Critic's Notebook: Larry Wilmore Underwhelms at White House Correspondents' Dinner
This was not the kind of extended roast Stephen Colbert famously gave George W. Bush in 2006.
Those expecting something trenchant from Larry Wilmore's headlining speech at the White House Correspondents' Dinner surely perked up early on, when he mentioned seeing President Barack Obama hanging out with the Golden State Warriors' Steph Curry. They probably got along well, Wilmore guessed, because "both of you like rainin' down bombs on people from long distances."
"Am I wrong?" he asked, as the room grew tense and the President tried to keep a gracious smile on his face. But this was not the start of the kind of extended roast Stephen Colbert famously gave George W. Bush in 2006, as Wilmore immediately shifted gears to skewer the less powerful people in the room. His only other jabs at the President would be some familiar one-liners about his graying hair and failure to close Guantanamo. He spent more time mocking a politician many are ready to write off, beating a Ted Cruz-as-Zodiac Killer bit into the ground.
Instead, the host of The Nightly Show made most of his jokes at the media's expense, and in this room full of reporters, they probably sounded meaner than they were meant to. With no Donald Trump in the audience, it fell to Wolf Blitzer to maintain a humorless stone face when Wilmore mocked The Situation Room; responding to recent personnel changes, Wilmore joked that MSNBC stood for "Missing a Significant Number of Black Correspondents"; later he suggested a countdown clock on CNN's screen was tracking the network's ratings as they fell to zero.
He got booed for that last remark, and drew mild groans for several others.

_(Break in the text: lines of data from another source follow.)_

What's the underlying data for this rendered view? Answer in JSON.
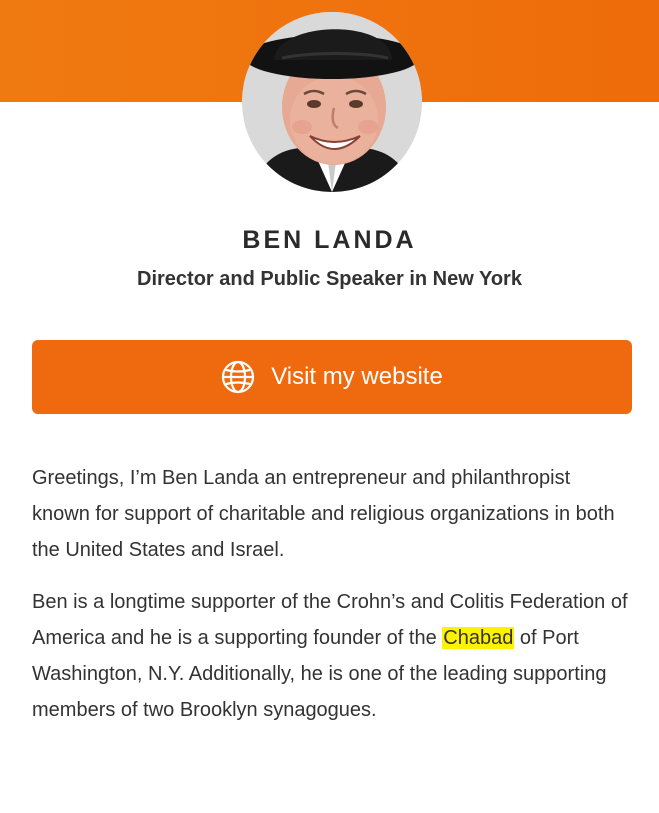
{
  "header": {
    "banner_color": "#ef6a0e",
    "avatar_icon": "profile-photo"
  },
  "profile": {
    "name": "BEN LANDA",
    "subtitle": "Director and Public Speaker in New York"
  },
  "cta": {
    "icon": "globe-icon",
    "label": "Visit my website",
    "color": "#ef6a0e"
  },
  "bio": {
    "p1": "Greetings, I’m Ben Landa an entrepreneur and philanthropist known for support of charitable and religious organizations in both the United States and Israel.",
    "p2_before": "Ben is a longtime supporter of the Crohn’s and Colitis Federation of America and he is a supporting founder of the ",
    "p2_highlight": "Chabad",
    "p2_after": " of Port Washington, N.Y. Additionally, he is one of the leading supporting members of two Brooklyn synagogues.",
    "highlight_color": "#fff200"
  }
}
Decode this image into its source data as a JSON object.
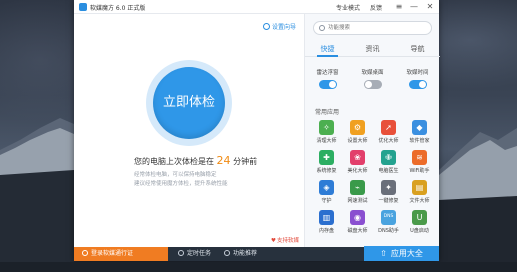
{
  "window": {
    "title": "软媒魔方 6.0 正式版",
    "menu_pro": "专业模式",
    "menu_feedback": "反馈",
    "menu_more": "≡",
    "btn_minimize": "—",
    "btn_close": "✕"
  },
  "left": {
    "settings_link": "设置向导",
    "exam_button": "立即体检",
    "last_check_prefix": "您的电脑上次体检是在",
    "last_check_value": "24",
    "last_check_suffix": "分钟前",
    "tip_line1": "经常体检电脑，可以保持电脑稳定",
    "tip_line2": "建议经常使用魔方体检，提升系统性能",
    "support": "支持软媒"
  },
  "right": {
    "search_placeholder": "功能搜索",
    "tabs": [
      "快捷",
      "资讯",
      "导航"
    ],
    "toggles": [
      {
        "label": "雷达浮窗",
        "state": "on"
      },
      {
        "label": "软媒桌面",
        "state": "off"
      },
      {
        "label": "软媒时间",
        "state": "on"
      }
    ],
    "section_title": "常用应用",
    "apps": [
      {
        "label": "清理大师",
        "icon": "broom-icon",
        "color": "#4caf50",
        "glyph": "✧"
      },
      {
        "label": "设置大师",
        "icon": "gear-icon",
        "color": "#f0a020",
        "glyph": "⚙"
      },
      {
        "label": "优化大师",
        "icon": "rocket-icon",
        "color": "#e8503a",
        "glyph": "➚"
      },
      {
        "label": "软件管家",
        "icon": "package-icon",
        "color": "#3a8fe0",
        "glyph": "◆"
      },
      {
        "label": "系统修复",
        "icon": "repair-icon",
        "color": "#2cae62",
        "glyph": "✚"
      },
      {
        "label": "美化大师",
        "icon": "palette-icon",
        "color": "#e23f6b",
        "glyph": "❀"
      },
      {
        "label": "电脑医生",
        "icon": "medkit-icon",
        "color": "#23a28f",
        "glyph": "✙"
      },
      {
        "label": "WiFi助手",
        "icon": "wifi-icon",
        "color": "#ec6c2a",
        "glyph": "≋"
      },
      {
        "label": "守护",
        "icon": "shield-icon",
        "color": "#2e7cd6",
        "glyph": "◈"
      },
      {
        "label": "网速测试",
        "icon": "speed-icon",
        "color": "#3a9a4a",
        "glyph": "⌁"
      },
      {
        "label": "一键修复",
        "icon": "wrench-icon",
        "color": "#6a6f7a",
        "glyph": "✦"
      },
      {
        "label": "文件大师",
        "icon": "folder-icon",
        "color": "#d9a020",
        "glyph": "▤"
      },
      {
        "label": "内存盘",
        "icon": "ram-icon",
        "color": "#2b6fcf",
        "glyph": "▥"
      },
      {
        "label": "磁盘大师",
        "icon": "disk-icon",
        "color": "#8a4fd0",
        "glyph": "◉"
      },
      {
        "label": "DNS助手",
        "icon": "dns-icon",
        "color": "#4aa3df",
        "glyph": "DNS"
      },
      {
        "label": "U盘启动",
        "icon": "usb-icon",
        "color": "#4a9a4a",
        "glyph": "U"
      }
    ]
  },
  "bottom": {
    "login": "登录软媒通行证",
    "schedule": "定时任务",
    "upgrade": "功能推荐",
    "all_apps": "应用大全"
  }
}
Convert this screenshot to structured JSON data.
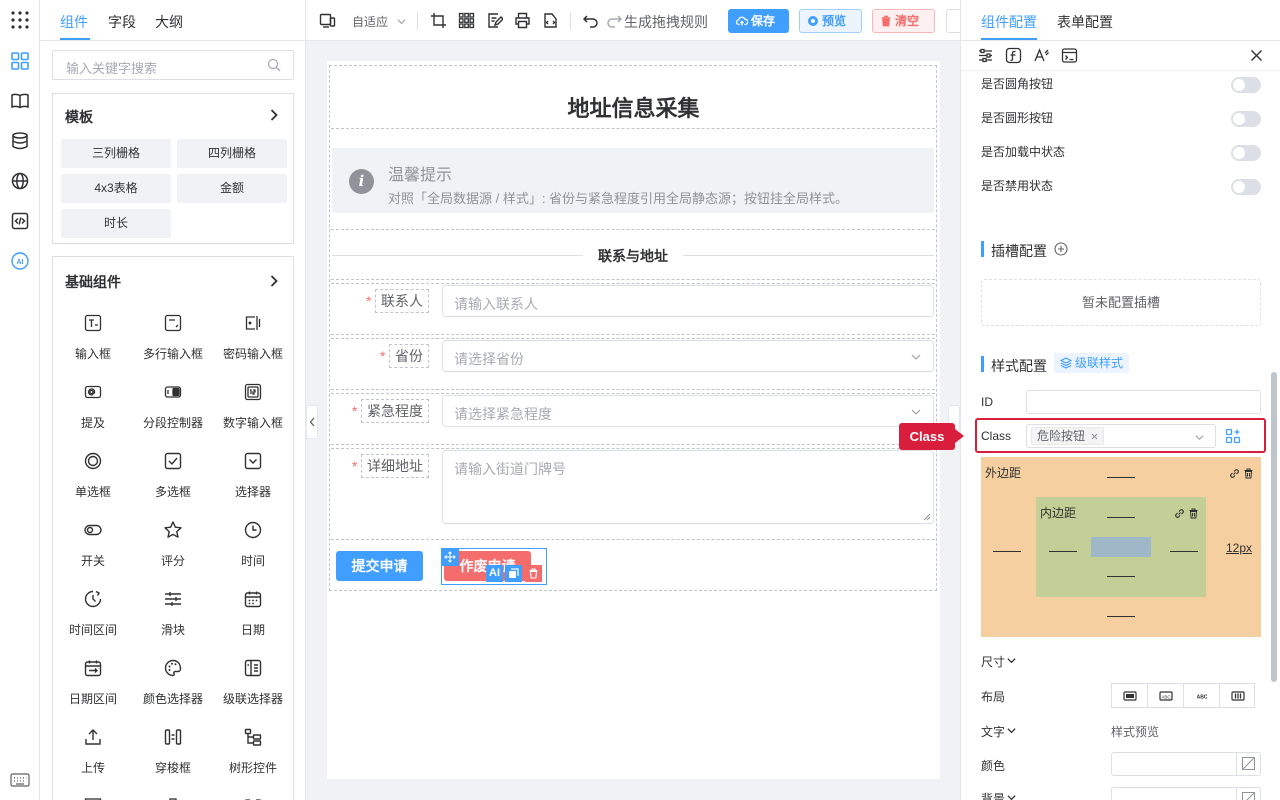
{
  "left_panel": {
    "tabs": [
      "组件",
      "字段",
      "大纲"
    ],
    "search_placeholder": "输入关键字搜索",
    "templates": {
      "title": "模板",
      "items": [
        "三列栅格",
        "四列栅格",
        "4x3表格",
        "金额",
        "时长"
      ]
    },
    "basic": {
      "title": "基础组件",
      "items": [
        "输入框",
        "多行输入框",
        "密码输入框",
        "提及",
        "分段控制器",
        "数字输入框",
        "单选框",
        "多选框",
        "选择器",
        "开关",
        "评分",
        "时间",
        "时间区间",
        "滑块",
        "日期",
        "日期区间",
        "颜色选择器",
        "级联选择器",
        "上传",
        "穿梭框",
        "树形控件"
      ]
    }
  },
  "toolbar": {
    "device_mode": "自适应",
    "rule_label": "生成拖拽规则",
    "save_label": "保存",
    "preview_label": "预览",
    "clear_label": "清空"
  },
  "form": {
    "title": "地址信息采集",
    "tip_title": "温馨提示",
    "tip_desc": "对照「全局数据源 / 样式」: 省份与紧急程度引用全局静态源；按钮挂全局样式。",
    "divider": "联系与地址",
    "fields": [
      {
        "label": "联系人",
        "placeholder": "请输入联系人"
      },
      {
        "label": "省份",
        "placeholder": "请选择省份"
      },
      {
        "label": "紧急程度",
        "placeholder": "请选择紧急程度"
      },
      {
        "label": "详细地址",
        "placeholder": "请输入街道门牌号"
      }
    ],
    "submit_label": "提交申请",
    "void_label": "作废申请",
    "ai_badge": "AI"
  },
  "right_panel": {
    "tabs": [
      "组件配置",
      "表单配置"
    ],
    "switch_rows": [
      "是否圆角按钮",
      "是否圆形按钮",
      "是否加载中状态",
      "是否禁用状态"
    ],
    "slot_title": "插槽配置",
    "slot_empty": "暂未配置插槽",
    "style_title": "样式配置",
    "cascade_tag": "级联样式",
    "id_label": "ID",
    "class_label": "Class",
    "class_tag": "危险按钮",
    "callout": "Class",
    "margin_label": "外边距",
    "padding_label": "内边距",
    "margin_right_value": "12px",
    "size_label": "尺寸",
    "layout_label": "布局",
    "text_label": "文字",
    "style_preview": "样式预览",
    "color_label": "颜色",
    "bg_label": "背景"
  },
  "colors": {
    "primary": "#409eff",
    "danger": "#f56c6c",
    "callout": "#d81e3c",
    "margin_box": "#f5cfa0",
    "padding_box": "#c3cf96"
  }
}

Midway through, he complained, "You guys are tough, man!" But underwhelmed response to his material was par for the course for an overhyped event whose most exciting element may have been the sight of Dame Helen Mirren, dressed in purple, with a hand-drawn tattoo of Prince's glyph on her collarbone. (Or, for dog lovers, the French bulldog Carrie Fisher walked down the red carpet. Where'd that little guy eat?)
Those who tuned in for C-SPAN's coverage of the celebrity arrivals were treated to the sight of notables ranging from Bryan Cranston to Aretha Franklin, Rachel McAdams to Van Jones. Rather than have someone on the scene interviewing the movie stars and journalists, the network had off-site announcers who talked ad nauseam about how one gets into this journo-centric affair and which celeb was a guest of which news organization.

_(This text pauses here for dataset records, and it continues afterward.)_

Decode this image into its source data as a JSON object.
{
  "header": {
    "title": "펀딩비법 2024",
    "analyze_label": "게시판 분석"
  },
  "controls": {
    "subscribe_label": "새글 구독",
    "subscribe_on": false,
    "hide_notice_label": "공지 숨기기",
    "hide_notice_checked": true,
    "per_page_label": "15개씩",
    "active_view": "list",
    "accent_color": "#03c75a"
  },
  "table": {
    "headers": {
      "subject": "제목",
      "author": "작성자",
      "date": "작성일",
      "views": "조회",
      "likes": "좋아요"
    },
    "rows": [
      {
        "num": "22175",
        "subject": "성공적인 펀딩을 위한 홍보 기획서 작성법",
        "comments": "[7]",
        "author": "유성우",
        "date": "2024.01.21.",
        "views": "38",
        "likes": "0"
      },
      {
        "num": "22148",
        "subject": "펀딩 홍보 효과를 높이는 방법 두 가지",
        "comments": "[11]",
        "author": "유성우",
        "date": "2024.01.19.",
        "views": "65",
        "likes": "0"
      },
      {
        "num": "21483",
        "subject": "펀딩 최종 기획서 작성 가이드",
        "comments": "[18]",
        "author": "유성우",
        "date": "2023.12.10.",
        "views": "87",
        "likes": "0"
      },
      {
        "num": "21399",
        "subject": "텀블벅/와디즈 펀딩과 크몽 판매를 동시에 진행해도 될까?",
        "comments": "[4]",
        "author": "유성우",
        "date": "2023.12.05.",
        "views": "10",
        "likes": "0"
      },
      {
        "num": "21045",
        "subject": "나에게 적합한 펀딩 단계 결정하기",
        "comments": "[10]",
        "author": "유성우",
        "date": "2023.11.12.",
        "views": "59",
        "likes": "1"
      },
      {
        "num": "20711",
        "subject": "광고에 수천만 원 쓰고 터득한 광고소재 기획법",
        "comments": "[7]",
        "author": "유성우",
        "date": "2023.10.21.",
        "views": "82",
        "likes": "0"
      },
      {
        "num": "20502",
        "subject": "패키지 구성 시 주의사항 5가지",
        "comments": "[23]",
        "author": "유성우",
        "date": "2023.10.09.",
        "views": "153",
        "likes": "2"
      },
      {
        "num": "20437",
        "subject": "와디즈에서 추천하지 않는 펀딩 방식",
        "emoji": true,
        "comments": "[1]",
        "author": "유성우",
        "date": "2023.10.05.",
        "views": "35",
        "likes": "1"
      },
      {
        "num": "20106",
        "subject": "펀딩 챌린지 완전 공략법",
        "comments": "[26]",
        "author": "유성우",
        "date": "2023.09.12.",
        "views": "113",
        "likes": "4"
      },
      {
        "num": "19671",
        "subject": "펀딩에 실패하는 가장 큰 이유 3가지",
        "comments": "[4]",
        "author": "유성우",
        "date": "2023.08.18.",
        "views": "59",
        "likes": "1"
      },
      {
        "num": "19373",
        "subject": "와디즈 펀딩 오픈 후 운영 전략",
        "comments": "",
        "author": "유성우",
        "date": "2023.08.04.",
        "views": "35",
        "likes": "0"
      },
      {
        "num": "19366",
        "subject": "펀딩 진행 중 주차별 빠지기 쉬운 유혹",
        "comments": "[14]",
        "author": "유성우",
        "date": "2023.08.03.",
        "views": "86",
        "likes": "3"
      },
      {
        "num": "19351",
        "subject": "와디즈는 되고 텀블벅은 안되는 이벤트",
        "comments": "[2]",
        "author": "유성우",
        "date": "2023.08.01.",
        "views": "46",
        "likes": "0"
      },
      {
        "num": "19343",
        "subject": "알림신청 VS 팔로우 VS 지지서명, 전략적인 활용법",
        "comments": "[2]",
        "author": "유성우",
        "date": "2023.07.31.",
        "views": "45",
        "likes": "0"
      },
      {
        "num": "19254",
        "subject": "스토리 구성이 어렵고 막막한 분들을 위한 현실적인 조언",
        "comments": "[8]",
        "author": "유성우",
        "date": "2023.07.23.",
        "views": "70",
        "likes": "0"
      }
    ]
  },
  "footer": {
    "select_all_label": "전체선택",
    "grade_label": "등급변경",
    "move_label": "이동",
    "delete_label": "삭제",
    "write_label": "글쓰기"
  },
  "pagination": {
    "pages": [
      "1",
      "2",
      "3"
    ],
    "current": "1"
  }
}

That started at 6 p.m., and Wilmore didn't speak until after 10 p.m. In between, C-SPAN actually showed more than an hour of people eating and schmoozing, with occasional pre-taped segments referring to the many pre-parties that accompany the annual event. (If you didn't know the Correspondents' Dinner is nicknamed "Nerd Prom," you certainly did before that "tapas-style" dessert course was served.)
People have joked about not wanting to follow the President at these events, but Obama didn't give Wilmore too much to worry about — certainly nothing like what he did to last year's host, Cecily Strong, by bringing out Keegan-Michael Key to serve as his Anger Translator, Luther. There were a few good jokes and some jabs at the journalists who've covered him (like Jake Tapper, who Obama said "left journalism to join CNN"), but nothing to set YouTube ablaze tomorrow morning.

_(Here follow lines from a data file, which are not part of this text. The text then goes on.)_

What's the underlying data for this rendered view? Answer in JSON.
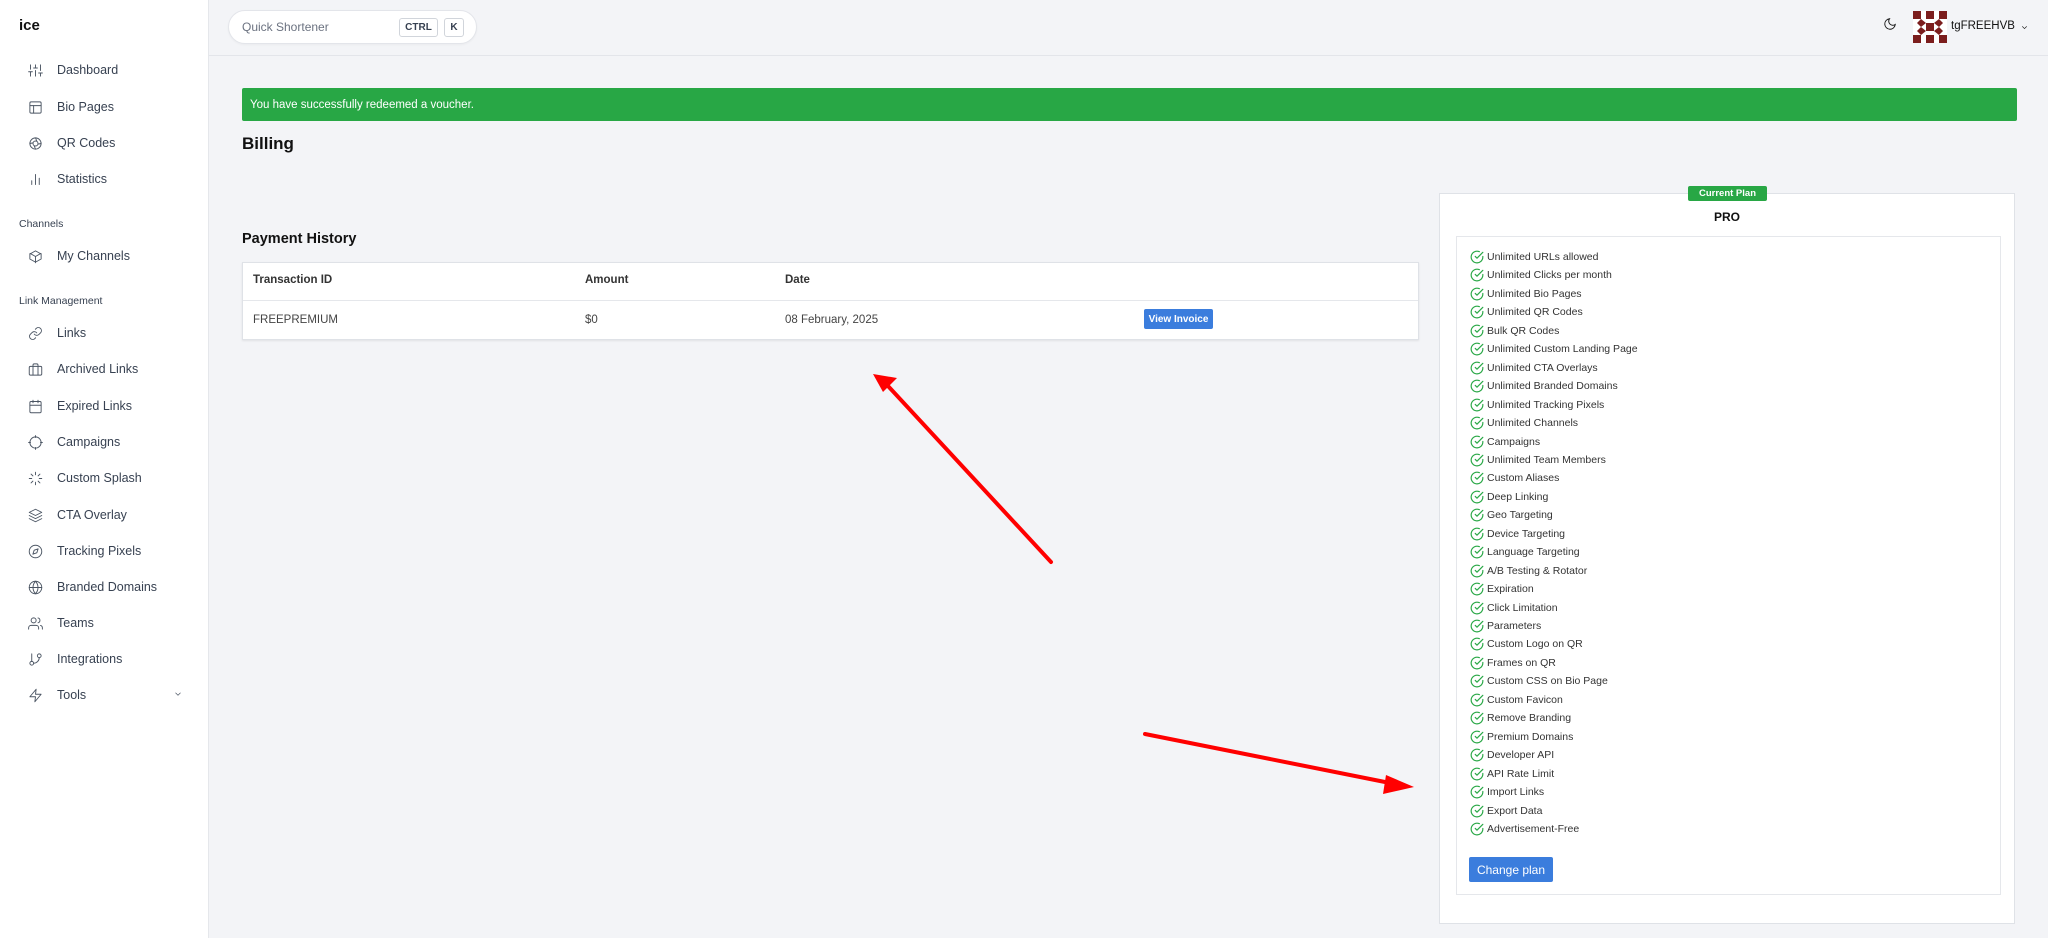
{
  "app": {
    "logo": "ice"
  },
  "sidebar": {
    "main_items": [
      {
        "label": "Dashboard",
        "icon": "sliders-icon"
      },
      {
        "label": "Bio Pages",
        "icon": "layout-icon"
      },
      {
        "label": "QR Codes",
        "icon": "qr-icon"
      },
      {
        "label": "Statistics",
        "icon": "bar-chart-icon"
      }
    ],
    "channels_heading": "Channels",
    "channel_items": [
      {
        "label": "My Channels",
        "icon": "box-icon"
      }
    ],
    "link_heading": "Link Management",
    "link_items": [
      {
        "label": "Links",
        "icon": "link-icon"
      },
      {
        "label": "Archived Links",
        "icon": "briefcase-icon"
      },
      {
        "label": "Expired Links",
        "icon": "calendar-icon"
      },
      {
        "label": "Campaigns",
        "icon": "target-icon"
      },
      {
        "label": "Custom Splash",
        "icon": "loader-icon"
      },
      {
        "label": "CTA Overlay",
        "icon": "layers-icon"
      },
      {
        "label": "Tracking Pixels",
        "icon": "compass-icon"
      },
      {
        "label": "Branded Domains",
        "icon": "globe-icon"
      },
      {
        "label": "Teams",
        "icon": "users-icon"
      },
      {
        "label": "Integrations",
        "icon": "git-branch-icon"
      },
      {
        "label": "Tools",
        "icon": "zap-icon"
      }
    ]
  },
  "topbar": {
    "search_placeholder": "Quick Shortener",
    "shortcut_key1": "CTRL",
    "shortcut_key2": "K",
    "username": "tgFREEHVB"
  },
  "alert": {
    "message": "You have successfully redeemed a voucher."
  },
  "page": {
    "title": "Billing"
  },
  "payment_history": {
    "title": "Payment History",
    "columns": [
      "Transaction ID",
      "Amount",
      "Date"
    ],
    "rows": [
      {
        "transaction_id": "FREEPREMIUM",
        "amount": "$0",
        "date": "08 February, 2025",
        "action": "View Invoice"
      }
    ]
  },
  "plan": {
    "badge": "Current Plan",
    "name": "PRO",
    "features": [
      "Unlimited URLs allowed",
      "Unlimited Clicks per month",
      "Unlimited Bio Pages",
      "Unlimited QR Codes",
      "Bulk QR Codes",
      "Unlimited Custom Landing Page",
      "Unlimited CTA Overlays",
      "Unlimited Branded Domains",
      "Unlimited Tracking Pixels",
      "Unlimited Channels",
      "Campaigns",
      "Unlimited Team Members",
      "Custom Aliases",
      "Deep Linking",
      "Geo Targeting",
      "Device Targeting",
      "Language Targeting",
      "A/B Testing & Rotator",
      "Expiration",
      "Click Limitation",
      "Parameters",
      "Custom Logo on QR",
      "Frames on QR",
      "Custom CSS on Bio Page",
      "Custom Favicon",
      "Remove Branding",
      "Premium Domains",
      "Developer API",
      "API Rate Limit",
      "Import Links",
      "Export Data",
      "Advertisement-Free"
    ],
    "change_label": "Change plan"
  },
  "colors": {
    "success": "#28a745",
    "primary": "#3b7ddd",
    "annotation_arrow": "#ff0000",
    "check": "#28a745"
  }
}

In keeping with a joke he made about the media giving Trump's presidential candidacy too much coverage, Obama spent less time mining that easy subject for comedy than viewers might have expected; though in a memorable image, he wondered what The Donald could be doing instead of attending this dinner: "Is he at home eating a Trump Steak, tweeting out insults to Angela Merkel?"
Riffing on those who did attend, he ribbed Republican National Committee chair Reince Priebus, gave a shout-out to his "comrade" Bernie Sanders, and acknowledged Helen Mirren. "I don't even have a joke here," he confessed. "I just think Helen Mirren is awesome."
The President, in his eighth and final WHCD as guest of honor, offered a mildly amusing video envisioning his post-White House life (predictably, Joe Biden stole scenes) before offering an "all jokes aside" tribute to the work journalists do. He ended his speech by saying "Obama out" and doing a mike drop, a move that works best when a performer has really killed. This wasn't a crowd-killing kind of night. But with the extended farce of the race to be the person addressing this crowd as President next year, how could this chummy little event hope to compete?